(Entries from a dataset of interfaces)

+ + + + + + +

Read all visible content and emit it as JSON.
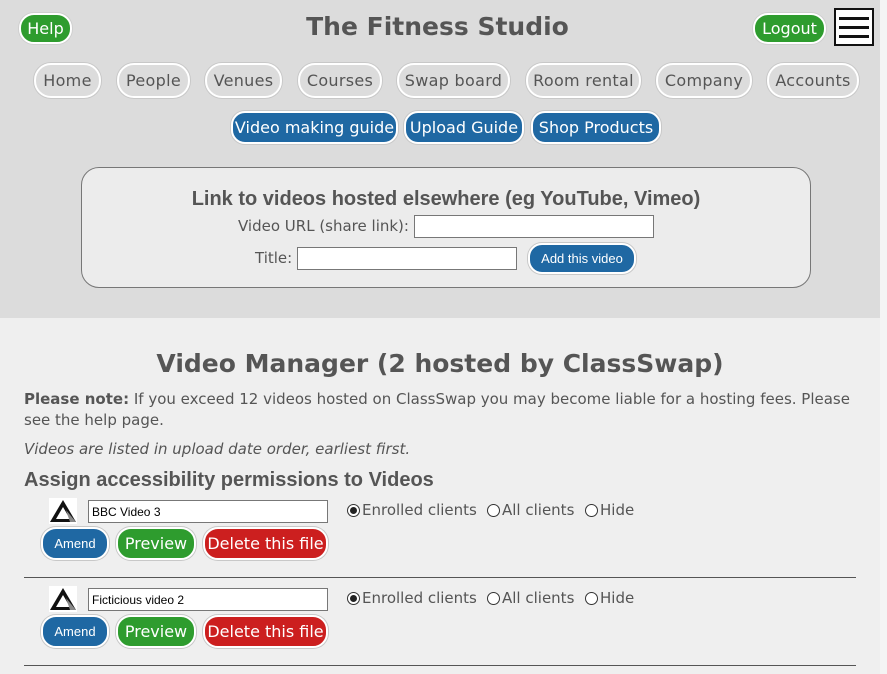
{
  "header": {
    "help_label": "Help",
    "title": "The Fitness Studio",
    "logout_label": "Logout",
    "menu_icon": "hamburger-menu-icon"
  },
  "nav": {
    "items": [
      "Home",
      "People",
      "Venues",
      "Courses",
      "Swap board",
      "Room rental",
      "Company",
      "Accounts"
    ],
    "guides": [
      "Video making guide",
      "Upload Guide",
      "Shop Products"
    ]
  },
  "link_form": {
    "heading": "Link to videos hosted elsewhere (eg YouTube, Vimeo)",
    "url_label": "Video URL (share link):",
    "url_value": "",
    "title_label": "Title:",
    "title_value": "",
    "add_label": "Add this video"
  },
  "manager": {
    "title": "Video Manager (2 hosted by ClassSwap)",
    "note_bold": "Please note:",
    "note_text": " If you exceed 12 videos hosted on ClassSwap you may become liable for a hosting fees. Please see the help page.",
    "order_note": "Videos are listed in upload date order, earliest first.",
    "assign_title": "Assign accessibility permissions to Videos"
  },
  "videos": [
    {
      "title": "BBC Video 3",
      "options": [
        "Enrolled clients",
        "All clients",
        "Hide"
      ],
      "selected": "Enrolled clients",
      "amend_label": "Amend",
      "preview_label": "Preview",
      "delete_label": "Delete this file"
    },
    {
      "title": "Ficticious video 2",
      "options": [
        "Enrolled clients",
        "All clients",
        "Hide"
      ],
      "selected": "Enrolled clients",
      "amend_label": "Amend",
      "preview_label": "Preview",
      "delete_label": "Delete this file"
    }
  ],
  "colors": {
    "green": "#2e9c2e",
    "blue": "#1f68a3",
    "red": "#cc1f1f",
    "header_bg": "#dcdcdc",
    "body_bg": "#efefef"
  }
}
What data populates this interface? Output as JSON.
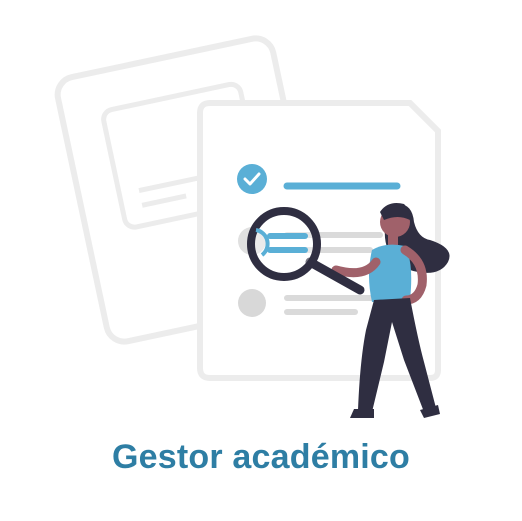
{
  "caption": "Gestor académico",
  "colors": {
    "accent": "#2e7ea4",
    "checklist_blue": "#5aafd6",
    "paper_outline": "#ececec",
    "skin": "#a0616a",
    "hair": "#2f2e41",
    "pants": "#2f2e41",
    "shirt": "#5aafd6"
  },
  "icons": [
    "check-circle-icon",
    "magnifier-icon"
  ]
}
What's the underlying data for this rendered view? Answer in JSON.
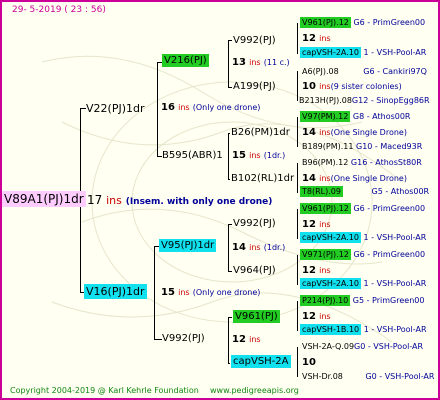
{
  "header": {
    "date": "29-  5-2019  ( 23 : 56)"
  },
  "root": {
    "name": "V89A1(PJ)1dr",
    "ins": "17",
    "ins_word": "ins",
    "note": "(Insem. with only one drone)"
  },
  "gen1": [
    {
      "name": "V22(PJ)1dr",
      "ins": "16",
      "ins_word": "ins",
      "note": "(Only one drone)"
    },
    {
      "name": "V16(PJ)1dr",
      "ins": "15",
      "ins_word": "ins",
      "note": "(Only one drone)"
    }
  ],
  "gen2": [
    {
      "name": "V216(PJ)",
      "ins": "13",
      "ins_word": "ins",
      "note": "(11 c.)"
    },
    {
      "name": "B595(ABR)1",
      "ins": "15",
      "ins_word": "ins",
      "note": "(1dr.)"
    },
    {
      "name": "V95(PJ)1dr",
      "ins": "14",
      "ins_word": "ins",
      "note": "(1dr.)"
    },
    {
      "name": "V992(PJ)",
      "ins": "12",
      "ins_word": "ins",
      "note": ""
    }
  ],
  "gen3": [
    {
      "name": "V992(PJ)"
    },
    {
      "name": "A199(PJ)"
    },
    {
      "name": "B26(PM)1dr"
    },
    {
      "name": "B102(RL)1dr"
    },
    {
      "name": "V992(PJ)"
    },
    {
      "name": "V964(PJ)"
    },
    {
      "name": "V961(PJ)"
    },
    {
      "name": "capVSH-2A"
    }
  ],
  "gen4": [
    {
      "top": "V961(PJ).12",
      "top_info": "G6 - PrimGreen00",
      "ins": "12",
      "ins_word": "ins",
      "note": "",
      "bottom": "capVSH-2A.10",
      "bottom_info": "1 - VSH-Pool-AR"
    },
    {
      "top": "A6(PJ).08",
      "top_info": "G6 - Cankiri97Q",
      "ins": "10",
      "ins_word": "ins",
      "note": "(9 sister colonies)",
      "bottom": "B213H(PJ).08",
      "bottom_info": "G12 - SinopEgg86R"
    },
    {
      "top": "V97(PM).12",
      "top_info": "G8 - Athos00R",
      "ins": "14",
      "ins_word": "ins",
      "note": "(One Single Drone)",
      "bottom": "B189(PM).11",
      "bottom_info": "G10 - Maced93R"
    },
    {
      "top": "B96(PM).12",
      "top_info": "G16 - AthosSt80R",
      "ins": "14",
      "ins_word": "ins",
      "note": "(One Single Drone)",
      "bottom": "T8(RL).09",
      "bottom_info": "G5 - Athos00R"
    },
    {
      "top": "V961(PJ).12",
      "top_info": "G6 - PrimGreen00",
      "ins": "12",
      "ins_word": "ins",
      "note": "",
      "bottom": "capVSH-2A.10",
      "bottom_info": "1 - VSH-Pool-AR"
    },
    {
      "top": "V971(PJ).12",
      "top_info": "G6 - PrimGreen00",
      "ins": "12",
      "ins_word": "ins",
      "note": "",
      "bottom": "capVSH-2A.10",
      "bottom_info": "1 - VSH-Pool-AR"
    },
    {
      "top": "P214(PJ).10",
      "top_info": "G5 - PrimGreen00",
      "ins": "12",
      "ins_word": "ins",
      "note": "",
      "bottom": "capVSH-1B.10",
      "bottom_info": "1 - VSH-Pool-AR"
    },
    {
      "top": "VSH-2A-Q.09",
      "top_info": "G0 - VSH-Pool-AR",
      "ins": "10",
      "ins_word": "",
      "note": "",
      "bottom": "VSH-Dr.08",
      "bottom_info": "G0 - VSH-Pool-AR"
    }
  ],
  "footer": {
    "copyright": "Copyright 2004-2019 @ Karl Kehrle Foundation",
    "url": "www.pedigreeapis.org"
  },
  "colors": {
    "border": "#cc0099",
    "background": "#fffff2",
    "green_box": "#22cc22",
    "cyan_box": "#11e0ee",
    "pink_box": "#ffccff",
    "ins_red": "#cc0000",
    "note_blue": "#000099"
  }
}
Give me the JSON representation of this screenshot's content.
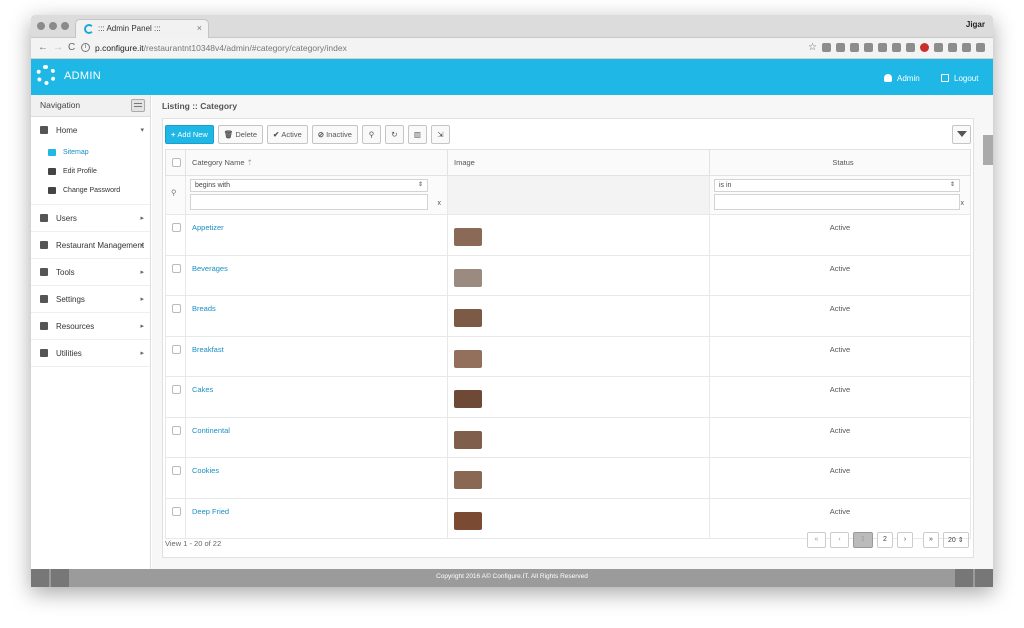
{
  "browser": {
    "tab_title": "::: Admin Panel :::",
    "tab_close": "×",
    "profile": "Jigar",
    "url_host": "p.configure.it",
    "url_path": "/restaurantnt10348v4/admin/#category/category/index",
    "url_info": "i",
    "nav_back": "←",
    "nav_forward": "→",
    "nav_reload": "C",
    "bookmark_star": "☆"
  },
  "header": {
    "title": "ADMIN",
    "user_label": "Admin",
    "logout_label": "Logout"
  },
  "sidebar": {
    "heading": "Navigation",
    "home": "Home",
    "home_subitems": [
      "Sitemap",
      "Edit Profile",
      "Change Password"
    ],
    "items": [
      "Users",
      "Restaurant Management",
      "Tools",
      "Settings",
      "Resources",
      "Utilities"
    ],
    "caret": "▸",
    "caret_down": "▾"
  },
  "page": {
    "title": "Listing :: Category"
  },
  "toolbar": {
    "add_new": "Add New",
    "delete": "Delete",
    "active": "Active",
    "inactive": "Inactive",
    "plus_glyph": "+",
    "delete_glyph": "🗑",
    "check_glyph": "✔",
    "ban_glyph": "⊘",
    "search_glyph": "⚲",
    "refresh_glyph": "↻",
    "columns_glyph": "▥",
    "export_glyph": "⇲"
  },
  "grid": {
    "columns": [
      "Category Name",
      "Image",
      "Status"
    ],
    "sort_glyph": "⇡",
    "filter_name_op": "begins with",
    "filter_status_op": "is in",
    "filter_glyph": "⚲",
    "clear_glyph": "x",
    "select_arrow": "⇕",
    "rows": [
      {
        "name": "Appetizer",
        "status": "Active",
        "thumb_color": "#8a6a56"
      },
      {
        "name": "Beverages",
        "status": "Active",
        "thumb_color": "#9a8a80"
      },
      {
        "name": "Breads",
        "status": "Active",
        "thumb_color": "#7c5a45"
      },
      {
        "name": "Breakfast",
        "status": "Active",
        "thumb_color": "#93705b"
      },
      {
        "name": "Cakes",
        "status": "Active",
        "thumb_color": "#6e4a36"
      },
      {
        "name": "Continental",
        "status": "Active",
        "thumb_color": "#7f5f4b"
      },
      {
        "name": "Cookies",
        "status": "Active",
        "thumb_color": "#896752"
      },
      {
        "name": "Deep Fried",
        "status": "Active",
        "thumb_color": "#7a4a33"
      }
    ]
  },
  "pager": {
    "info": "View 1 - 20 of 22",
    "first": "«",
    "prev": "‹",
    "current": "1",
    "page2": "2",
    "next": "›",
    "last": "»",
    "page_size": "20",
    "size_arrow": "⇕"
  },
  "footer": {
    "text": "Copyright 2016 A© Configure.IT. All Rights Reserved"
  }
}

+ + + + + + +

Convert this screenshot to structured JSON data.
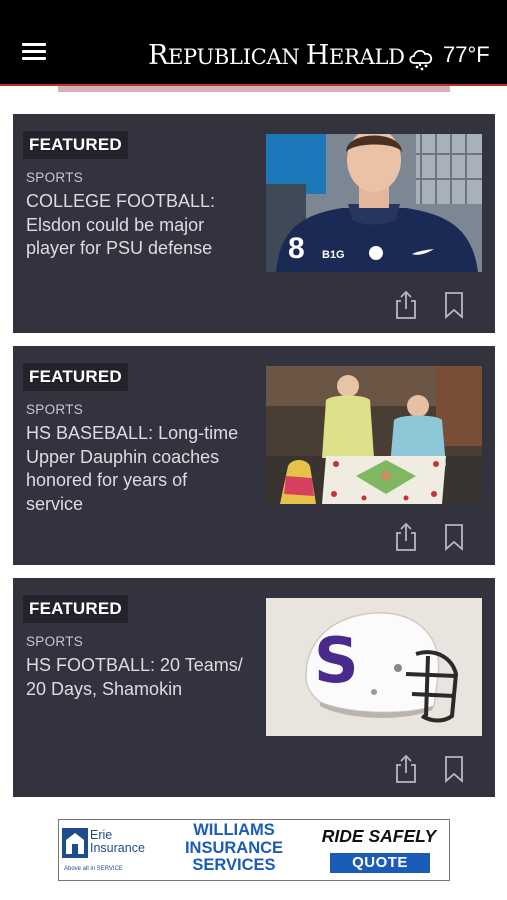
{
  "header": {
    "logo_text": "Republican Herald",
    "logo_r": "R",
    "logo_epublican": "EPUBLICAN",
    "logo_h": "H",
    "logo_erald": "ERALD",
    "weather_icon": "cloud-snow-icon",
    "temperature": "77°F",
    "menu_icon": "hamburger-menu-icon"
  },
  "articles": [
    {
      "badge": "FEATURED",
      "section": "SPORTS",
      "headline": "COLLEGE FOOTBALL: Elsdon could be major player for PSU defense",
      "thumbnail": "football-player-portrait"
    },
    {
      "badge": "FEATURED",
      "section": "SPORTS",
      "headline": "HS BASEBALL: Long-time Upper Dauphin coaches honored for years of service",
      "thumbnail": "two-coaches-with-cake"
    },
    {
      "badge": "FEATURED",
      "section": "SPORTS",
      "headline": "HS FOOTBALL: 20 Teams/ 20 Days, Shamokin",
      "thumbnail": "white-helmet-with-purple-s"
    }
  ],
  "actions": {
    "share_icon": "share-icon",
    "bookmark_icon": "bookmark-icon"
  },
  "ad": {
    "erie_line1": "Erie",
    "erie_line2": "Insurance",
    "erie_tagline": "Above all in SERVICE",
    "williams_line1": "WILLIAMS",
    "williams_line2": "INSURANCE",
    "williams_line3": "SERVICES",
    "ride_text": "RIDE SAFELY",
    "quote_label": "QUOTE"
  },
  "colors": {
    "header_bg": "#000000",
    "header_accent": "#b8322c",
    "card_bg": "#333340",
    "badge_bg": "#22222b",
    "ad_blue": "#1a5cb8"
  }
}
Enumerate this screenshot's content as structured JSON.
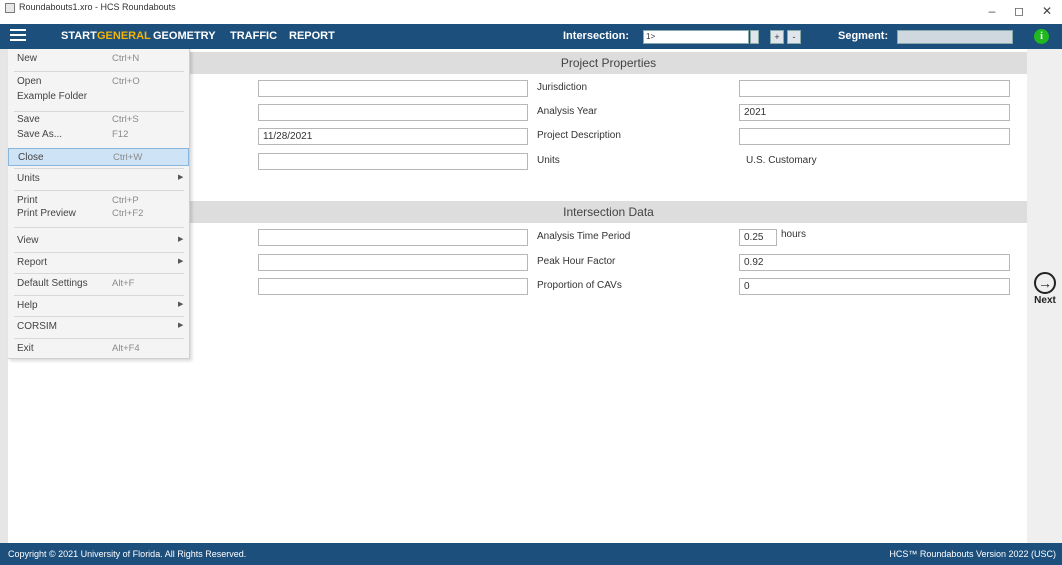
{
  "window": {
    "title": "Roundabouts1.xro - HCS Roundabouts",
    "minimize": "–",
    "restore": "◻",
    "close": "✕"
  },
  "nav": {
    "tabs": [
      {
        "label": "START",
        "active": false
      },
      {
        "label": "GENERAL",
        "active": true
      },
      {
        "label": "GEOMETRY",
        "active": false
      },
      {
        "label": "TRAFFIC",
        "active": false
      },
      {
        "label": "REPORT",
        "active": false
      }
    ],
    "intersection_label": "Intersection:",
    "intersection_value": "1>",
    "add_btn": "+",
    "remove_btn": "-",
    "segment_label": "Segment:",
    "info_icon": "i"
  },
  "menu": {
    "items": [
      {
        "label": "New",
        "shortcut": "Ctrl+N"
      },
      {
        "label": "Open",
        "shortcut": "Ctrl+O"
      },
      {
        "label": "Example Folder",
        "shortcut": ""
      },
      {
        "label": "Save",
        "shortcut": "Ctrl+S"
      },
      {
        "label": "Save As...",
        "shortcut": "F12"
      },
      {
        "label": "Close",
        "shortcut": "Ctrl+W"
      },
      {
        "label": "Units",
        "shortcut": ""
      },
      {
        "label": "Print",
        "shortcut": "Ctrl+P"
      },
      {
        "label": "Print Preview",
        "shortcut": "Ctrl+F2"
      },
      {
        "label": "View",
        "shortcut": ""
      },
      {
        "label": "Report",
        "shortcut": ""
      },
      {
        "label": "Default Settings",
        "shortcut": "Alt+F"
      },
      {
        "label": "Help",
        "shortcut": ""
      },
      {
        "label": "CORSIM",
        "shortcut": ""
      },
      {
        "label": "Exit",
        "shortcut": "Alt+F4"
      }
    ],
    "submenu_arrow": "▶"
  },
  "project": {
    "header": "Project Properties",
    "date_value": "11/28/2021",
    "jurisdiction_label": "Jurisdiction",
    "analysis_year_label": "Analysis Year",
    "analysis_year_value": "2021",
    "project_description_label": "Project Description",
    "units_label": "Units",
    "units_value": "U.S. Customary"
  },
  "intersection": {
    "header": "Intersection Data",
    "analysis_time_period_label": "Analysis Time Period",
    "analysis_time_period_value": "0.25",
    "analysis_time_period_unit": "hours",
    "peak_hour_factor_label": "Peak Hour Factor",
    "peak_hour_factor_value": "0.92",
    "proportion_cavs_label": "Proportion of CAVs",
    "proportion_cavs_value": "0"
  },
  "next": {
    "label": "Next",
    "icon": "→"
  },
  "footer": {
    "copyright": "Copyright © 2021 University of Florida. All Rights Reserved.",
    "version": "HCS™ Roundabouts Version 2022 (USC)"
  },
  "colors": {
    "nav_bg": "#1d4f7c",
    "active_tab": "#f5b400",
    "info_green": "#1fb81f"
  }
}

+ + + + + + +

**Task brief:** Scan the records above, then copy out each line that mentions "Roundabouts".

**Solution below:**
    "title": "Roundabouts1.xro - HCS Roundabouts",
    "version": "HCS™ Roundabouts Version 2022 (USC)"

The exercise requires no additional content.